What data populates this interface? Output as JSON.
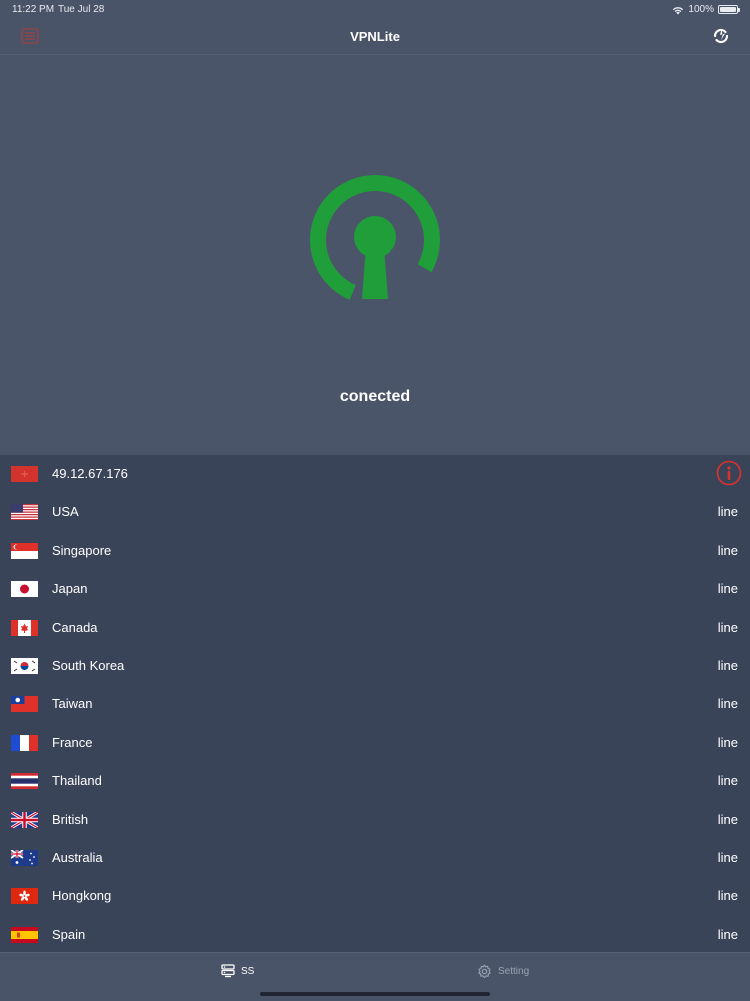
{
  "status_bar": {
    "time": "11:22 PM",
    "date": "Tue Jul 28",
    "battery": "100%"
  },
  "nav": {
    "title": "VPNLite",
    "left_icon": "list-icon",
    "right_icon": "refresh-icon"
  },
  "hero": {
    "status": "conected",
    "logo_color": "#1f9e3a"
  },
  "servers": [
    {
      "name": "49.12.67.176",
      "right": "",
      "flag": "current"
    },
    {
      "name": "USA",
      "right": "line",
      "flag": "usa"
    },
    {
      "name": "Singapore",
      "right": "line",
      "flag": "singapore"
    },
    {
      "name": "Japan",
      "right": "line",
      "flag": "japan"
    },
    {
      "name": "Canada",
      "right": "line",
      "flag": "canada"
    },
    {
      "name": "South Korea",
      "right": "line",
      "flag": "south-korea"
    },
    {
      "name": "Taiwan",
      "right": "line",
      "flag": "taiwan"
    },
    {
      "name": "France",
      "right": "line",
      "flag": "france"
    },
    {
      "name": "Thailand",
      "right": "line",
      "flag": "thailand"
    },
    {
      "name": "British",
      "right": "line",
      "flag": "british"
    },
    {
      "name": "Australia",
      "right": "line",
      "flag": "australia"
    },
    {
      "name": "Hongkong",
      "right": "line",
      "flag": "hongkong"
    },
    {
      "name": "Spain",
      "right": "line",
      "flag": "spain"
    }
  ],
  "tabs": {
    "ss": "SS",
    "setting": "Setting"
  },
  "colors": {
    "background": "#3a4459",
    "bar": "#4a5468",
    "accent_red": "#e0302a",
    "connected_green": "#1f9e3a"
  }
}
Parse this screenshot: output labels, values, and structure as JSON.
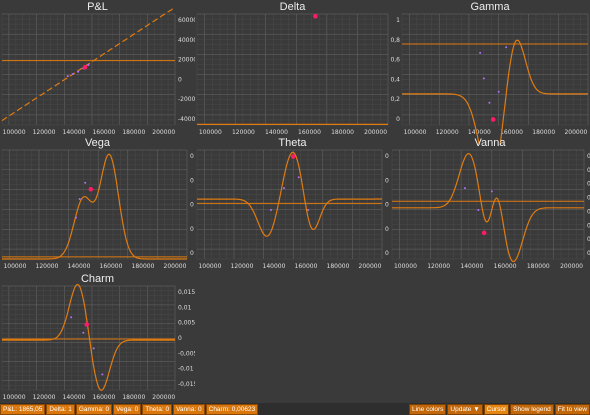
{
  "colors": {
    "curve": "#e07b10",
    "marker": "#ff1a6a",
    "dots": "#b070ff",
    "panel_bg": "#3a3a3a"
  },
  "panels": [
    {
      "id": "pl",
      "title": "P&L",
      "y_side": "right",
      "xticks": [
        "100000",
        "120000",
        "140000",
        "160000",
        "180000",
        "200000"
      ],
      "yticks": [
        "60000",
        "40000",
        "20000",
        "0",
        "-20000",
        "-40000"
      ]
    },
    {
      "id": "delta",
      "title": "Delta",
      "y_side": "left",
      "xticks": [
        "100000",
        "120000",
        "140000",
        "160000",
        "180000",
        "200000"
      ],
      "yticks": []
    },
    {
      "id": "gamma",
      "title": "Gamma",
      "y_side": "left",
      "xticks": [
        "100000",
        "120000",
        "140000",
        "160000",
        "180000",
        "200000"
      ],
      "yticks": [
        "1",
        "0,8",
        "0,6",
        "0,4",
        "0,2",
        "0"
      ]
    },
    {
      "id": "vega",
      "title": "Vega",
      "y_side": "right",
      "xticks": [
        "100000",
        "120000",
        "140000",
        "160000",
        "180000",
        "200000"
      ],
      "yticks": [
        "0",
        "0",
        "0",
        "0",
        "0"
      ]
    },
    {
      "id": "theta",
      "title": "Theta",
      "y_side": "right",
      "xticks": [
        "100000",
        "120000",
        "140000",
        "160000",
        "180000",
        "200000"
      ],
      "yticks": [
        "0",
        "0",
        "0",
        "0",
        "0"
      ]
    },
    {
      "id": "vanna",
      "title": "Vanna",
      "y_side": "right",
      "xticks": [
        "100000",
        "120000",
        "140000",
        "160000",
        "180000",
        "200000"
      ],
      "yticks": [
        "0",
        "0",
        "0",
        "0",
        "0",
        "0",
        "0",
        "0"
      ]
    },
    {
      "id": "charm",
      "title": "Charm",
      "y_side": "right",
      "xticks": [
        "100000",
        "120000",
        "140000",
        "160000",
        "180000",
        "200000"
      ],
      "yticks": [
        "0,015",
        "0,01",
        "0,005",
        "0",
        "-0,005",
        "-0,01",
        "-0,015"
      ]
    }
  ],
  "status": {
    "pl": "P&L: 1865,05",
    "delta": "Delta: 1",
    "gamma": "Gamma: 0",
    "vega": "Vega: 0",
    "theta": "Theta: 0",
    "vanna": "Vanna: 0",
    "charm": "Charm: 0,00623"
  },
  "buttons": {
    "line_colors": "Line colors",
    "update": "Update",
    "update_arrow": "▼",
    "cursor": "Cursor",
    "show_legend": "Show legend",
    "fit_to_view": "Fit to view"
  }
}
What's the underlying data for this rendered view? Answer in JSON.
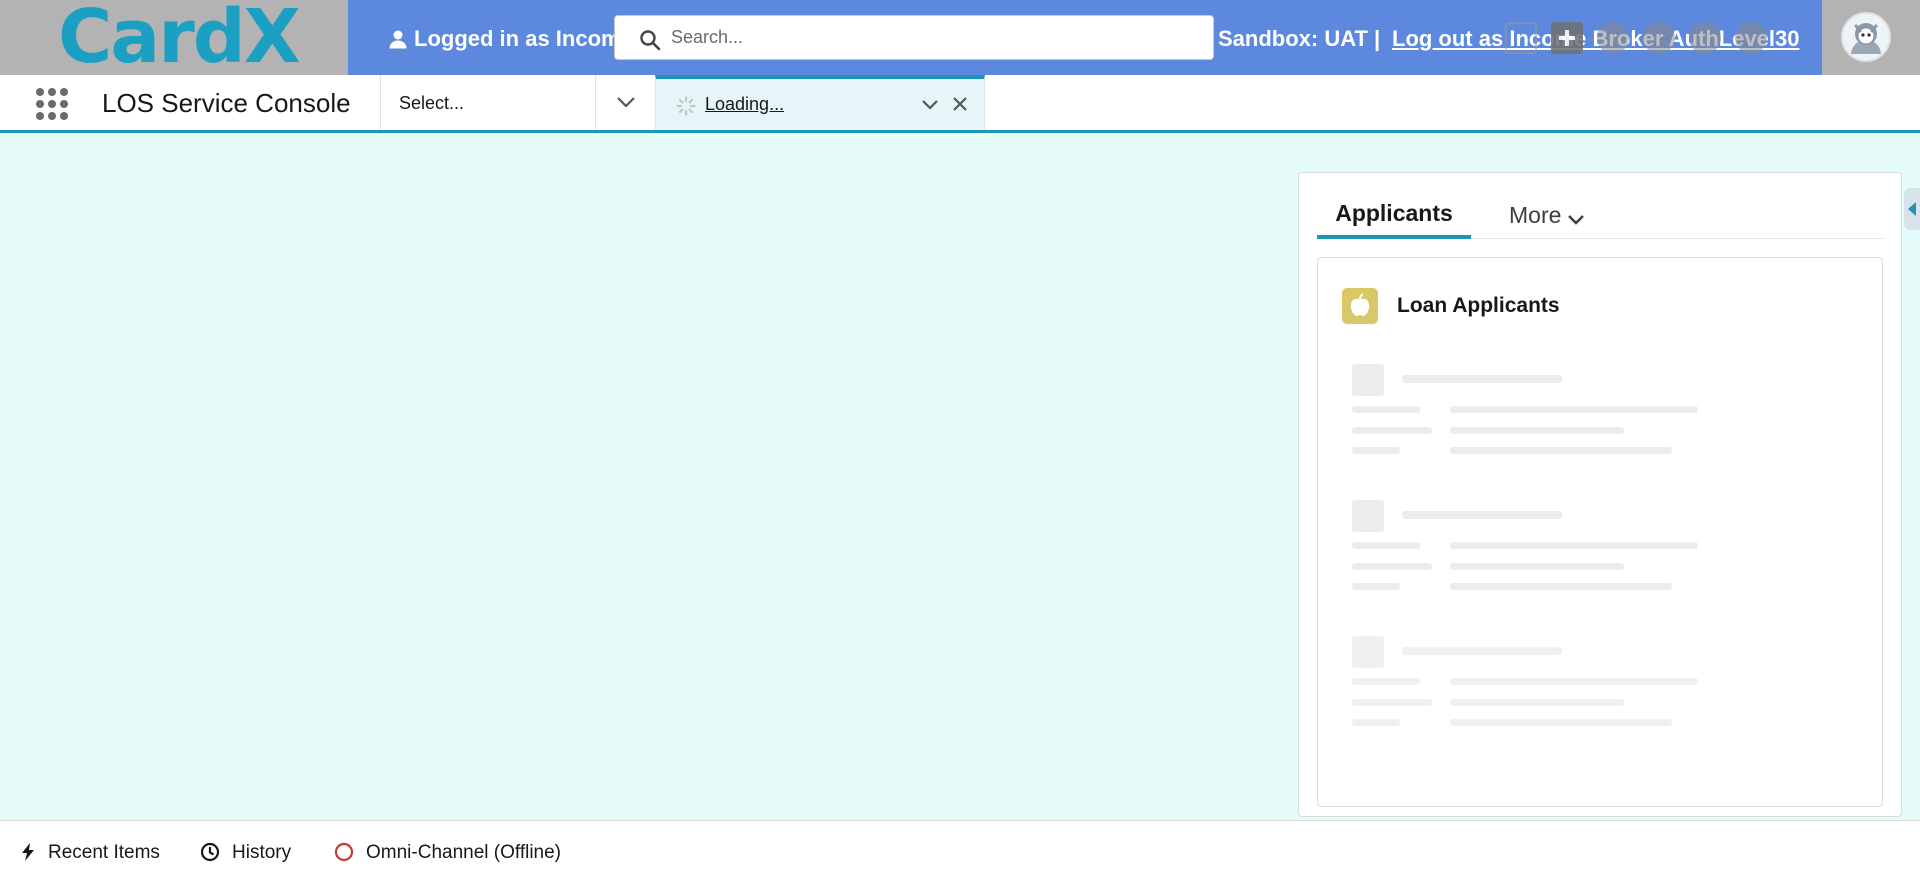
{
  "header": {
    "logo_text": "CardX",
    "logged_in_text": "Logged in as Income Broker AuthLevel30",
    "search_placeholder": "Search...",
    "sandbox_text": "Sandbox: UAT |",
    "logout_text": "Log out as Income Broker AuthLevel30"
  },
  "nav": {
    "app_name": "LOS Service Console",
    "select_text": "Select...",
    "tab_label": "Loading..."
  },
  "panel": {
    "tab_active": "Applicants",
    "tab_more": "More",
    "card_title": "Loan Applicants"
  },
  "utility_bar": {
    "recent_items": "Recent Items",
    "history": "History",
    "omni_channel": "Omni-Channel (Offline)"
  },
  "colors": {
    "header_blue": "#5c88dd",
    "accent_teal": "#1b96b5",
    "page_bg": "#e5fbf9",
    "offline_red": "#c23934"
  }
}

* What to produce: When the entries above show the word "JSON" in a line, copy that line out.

* Exercise solution:
What data populates this interface? Output as JSON.
Parse this screenshot: output labels, values, and structure as JSON.
What's the underlying data for this rendered view? Answer in JSON.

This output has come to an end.